→ **REQUIREMENT**:
For this exercise, copy each line of the records that contains the word "time".

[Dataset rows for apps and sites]
********
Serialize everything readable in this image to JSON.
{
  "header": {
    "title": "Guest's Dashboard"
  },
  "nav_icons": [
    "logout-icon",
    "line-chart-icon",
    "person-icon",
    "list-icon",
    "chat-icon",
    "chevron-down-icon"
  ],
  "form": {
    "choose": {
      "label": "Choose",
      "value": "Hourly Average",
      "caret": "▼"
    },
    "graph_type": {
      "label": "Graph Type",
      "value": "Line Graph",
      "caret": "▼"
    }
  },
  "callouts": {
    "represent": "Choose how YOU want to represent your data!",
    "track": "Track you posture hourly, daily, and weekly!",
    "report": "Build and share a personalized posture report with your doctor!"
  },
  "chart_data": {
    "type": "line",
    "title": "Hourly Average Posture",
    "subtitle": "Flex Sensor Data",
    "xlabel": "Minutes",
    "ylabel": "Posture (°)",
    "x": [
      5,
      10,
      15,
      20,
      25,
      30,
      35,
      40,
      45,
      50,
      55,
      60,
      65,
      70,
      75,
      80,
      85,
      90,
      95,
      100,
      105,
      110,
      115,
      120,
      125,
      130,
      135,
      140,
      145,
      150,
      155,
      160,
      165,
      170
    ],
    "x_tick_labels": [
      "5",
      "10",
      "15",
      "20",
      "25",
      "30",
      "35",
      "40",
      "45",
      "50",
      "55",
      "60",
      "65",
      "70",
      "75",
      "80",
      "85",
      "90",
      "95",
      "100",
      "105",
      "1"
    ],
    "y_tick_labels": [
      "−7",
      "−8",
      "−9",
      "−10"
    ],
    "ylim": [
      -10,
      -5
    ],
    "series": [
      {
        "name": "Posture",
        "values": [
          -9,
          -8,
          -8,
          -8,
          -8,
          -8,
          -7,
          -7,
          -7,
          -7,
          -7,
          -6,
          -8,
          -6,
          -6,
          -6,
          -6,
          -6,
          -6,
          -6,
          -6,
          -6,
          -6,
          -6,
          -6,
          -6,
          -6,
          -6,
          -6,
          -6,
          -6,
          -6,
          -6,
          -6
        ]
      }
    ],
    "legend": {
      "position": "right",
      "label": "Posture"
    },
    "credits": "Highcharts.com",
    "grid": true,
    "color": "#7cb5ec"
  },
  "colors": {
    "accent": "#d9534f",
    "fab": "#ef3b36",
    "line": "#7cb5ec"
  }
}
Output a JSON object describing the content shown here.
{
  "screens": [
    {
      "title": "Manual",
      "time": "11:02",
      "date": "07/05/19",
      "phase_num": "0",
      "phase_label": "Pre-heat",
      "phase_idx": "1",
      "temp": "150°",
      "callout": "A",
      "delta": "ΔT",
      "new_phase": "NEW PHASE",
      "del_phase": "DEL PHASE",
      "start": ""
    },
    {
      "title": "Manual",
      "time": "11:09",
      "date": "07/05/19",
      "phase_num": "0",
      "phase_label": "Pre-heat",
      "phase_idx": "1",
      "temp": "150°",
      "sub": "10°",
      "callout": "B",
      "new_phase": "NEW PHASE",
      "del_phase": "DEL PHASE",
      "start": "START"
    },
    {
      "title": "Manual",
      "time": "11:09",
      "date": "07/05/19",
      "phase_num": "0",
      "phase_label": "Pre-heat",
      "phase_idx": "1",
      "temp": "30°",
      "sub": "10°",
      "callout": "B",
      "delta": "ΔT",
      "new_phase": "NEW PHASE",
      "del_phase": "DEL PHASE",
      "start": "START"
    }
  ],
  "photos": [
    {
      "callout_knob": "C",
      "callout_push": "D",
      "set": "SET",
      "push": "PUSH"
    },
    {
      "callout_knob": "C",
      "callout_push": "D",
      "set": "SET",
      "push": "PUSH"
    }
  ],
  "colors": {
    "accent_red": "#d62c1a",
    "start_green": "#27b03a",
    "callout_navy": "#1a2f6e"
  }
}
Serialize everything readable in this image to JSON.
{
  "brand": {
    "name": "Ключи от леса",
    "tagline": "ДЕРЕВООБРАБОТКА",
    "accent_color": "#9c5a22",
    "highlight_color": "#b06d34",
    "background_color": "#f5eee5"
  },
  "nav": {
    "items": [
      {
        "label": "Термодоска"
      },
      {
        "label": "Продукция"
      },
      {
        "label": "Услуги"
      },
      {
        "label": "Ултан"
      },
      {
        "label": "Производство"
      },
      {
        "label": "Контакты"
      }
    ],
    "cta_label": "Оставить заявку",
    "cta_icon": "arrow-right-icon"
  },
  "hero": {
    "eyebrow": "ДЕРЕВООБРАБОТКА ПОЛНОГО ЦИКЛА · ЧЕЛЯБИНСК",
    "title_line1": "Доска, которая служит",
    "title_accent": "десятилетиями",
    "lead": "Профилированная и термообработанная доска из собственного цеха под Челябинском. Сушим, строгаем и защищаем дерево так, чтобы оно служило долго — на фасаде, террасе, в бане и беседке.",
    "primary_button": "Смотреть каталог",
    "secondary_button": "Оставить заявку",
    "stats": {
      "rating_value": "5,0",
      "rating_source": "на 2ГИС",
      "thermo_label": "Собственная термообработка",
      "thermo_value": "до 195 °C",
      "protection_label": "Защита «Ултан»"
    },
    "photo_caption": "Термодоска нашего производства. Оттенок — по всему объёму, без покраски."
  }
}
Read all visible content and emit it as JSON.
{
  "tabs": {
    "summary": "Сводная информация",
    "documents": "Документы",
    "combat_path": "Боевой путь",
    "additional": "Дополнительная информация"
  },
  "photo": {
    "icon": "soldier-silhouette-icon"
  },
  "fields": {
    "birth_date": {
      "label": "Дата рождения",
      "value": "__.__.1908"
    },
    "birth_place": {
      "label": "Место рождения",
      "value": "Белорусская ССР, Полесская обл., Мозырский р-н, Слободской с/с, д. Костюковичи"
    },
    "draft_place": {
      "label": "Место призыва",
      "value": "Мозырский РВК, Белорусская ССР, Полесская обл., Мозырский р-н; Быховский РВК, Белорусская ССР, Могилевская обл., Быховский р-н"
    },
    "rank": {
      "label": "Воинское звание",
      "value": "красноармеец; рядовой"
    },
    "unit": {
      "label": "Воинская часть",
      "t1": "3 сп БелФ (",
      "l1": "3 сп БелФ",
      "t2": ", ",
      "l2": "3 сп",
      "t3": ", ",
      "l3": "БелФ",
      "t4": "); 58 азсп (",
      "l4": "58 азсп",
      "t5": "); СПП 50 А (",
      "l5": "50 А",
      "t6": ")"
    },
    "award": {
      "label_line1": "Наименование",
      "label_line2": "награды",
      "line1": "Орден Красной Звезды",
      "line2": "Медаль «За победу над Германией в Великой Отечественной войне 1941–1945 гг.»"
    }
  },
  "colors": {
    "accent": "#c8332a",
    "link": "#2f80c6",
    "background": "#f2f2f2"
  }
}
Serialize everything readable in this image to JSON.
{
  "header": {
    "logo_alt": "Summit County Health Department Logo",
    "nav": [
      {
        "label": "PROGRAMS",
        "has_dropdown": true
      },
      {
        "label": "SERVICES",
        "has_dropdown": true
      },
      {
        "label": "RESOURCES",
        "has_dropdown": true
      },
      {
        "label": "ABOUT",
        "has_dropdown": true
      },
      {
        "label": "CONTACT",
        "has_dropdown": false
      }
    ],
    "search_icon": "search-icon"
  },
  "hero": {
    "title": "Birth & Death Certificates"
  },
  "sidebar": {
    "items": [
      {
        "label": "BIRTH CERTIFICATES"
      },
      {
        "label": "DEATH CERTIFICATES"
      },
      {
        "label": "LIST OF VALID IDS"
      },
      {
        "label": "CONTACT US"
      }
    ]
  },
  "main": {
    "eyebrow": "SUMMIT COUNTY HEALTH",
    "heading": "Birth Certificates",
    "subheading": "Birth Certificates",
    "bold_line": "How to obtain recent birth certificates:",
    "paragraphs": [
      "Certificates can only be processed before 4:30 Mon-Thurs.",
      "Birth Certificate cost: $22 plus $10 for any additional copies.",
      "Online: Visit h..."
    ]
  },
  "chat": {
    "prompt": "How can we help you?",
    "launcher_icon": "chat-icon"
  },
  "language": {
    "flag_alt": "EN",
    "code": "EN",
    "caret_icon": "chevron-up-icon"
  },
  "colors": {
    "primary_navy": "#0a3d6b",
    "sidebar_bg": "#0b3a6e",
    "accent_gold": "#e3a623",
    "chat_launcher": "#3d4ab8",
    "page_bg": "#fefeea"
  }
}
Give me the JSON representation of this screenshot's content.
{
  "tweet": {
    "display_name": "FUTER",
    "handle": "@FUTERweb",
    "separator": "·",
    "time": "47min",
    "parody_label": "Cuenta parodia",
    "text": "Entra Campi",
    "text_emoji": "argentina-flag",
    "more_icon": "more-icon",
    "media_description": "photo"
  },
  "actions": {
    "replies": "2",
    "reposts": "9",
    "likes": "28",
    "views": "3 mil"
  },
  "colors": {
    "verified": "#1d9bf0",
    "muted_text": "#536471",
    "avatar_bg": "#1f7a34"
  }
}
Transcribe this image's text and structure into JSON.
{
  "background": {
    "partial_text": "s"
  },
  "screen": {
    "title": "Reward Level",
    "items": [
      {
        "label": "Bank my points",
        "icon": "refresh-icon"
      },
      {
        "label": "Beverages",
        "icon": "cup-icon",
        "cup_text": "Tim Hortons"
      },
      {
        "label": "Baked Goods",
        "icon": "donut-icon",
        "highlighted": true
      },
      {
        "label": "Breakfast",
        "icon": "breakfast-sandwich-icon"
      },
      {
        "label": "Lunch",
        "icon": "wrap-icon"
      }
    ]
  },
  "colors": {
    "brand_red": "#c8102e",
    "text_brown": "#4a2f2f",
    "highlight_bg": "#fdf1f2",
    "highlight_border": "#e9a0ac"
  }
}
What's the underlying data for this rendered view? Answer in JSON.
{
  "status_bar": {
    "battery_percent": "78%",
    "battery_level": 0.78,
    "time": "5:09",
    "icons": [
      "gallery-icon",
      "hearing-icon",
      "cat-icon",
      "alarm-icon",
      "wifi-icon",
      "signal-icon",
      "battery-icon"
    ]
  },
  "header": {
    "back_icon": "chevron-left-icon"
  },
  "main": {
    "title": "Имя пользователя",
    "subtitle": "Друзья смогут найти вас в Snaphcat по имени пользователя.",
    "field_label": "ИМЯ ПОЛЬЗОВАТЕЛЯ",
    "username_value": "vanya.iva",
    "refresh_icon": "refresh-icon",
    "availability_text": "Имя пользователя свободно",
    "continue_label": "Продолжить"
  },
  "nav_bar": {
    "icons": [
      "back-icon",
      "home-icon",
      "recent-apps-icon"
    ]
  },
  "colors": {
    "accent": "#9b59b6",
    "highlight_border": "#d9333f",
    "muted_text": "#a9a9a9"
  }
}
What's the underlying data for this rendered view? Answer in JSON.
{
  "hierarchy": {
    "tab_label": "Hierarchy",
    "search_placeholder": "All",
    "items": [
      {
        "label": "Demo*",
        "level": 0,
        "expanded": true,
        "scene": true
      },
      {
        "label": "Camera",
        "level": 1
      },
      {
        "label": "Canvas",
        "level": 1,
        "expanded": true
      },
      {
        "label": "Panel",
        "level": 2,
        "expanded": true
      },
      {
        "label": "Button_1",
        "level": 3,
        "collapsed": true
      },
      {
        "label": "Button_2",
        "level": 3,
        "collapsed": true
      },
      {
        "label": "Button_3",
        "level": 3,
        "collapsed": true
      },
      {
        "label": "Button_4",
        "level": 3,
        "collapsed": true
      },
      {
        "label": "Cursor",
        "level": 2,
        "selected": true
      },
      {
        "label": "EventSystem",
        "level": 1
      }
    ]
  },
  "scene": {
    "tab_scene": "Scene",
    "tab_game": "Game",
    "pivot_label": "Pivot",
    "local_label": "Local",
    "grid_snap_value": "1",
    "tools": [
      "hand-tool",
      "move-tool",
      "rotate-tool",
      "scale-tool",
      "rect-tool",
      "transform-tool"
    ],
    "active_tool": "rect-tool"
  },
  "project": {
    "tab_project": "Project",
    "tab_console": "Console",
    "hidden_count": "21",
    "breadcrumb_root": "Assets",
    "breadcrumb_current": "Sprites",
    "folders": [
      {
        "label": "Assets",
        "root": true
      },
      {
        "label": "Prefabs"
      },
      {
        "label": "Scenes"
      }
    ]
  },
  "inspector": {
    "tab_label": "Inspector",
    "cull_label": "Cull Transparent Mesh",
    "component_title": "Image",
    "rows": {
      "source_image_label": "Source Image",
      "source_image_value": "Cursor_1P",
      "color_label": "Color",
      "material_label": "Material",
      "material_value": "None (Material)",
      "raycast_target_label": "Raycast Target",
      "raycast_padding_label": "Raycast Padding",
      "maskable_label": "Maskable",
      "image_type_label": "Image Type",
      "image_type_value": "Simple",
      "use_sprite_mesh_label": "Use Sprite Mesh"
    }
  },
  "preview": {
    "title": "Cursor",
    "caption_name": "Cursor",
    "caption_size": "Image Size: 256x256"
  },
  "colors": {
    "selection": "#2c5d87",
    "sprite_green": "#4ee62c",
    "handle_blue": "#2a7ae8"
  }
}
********
→ **RESULT**:
      "time": "11:02",
      "time": "11:09",
      "time": "11:09",
    "time": "47min",
    "time": "5:09",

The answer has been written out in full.